Dino ice excavation

Release the dinosaurs from their icy prison!

This roaring excavation activity will brighten the rainiest of days, and teach kids about the nature of paleontology, extinction, and conservation in the process.

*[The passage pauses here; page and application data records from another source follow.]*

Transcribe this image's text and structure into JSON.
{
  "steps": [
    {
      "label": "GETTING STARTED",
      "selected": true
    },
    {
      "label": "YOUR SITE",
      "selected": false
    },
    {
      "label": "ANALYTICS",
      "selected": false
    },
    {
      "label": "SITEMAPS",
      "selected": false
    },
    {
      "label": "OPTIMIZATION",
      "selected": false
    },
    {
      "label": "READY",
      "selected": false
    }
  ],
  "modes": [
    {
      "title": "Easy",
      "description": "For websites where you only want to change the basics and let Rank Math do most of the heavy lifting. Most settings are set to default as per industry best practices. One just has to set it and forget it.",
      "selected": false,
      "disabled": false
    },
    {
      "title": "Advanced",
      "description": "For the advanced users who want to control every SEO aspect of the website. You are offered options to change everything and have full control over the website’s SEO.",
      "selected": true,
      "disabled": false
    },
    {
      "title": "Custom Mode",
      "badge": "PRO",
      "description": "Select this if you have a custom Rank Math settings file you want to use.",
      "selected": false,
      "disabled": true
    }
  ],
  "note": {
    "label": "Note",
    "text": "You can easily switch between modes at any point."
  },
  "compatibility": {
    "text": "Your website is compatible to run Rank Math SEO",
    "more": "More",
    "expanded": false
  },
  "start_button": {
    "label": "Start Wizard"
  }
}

  1. Fill the plastic container with water, and add your chosen dinosaurs.
  2. Place in the freezer and allow to set overnight.
  3. Remove from the freezer.
  4. It’s almost time to release the dinosaurs from their icy prison! Start by talking to your child about what a paleontologist is (this video is a great place to start, and you can also draw upon our trivia below). What can we learn from the remains of dinosaurs?
  5. You could also talk to your child about the ice age, and the implications it has today. What does it mean when a species goes extinct? How can humans work together to protect endangered species? Why is our climate so delicate and important?
  6. Next, get your child to try and release the dinosaurs, using the tools provided. How much can they chip away using their trowel? Can they melt the ice with the warmer water? Can they grab the dinosaurs with their tweezers? Does the salt make a difference? Experiment with different techniques, and see what works best.
  7. With younger children, you can encourage them to practice their numerical skills – counting the dinosaurs as they release them. With older children, you can challenge them to name the correct species of dinosaur as they go along. How many can they get right?


Dino trivia

  1. Dinosaurs lived over 200 million years ago, and walked the earth for over 165 million years. For context, Homo sapiens (that’s us!) have only been around for a comparatively puny 200,000 years.
  2. Dinos lived during a period of time known as the Mesozoic Era, or Age of Reptiles.
  3. Although the cause of the dinosaur’s extinction is still a mystery, climatic change, diseases, changing plant communities, and geologic events could all have played a role.
  4. The word ‘Dinosauria’ – coined by the British biologist and anatomist Sir Richard Owen – translates, rather hilariously and accurately as ‘Terrible Reptile’ or ‘Fearfully Great Reptile’.
  5. Modern birds are closely related to dinosaurs, descended from a group of two-legged dinosaurs known as theropods, whose members include the towering Tyrannosaurus rex and the smaller velociraptors.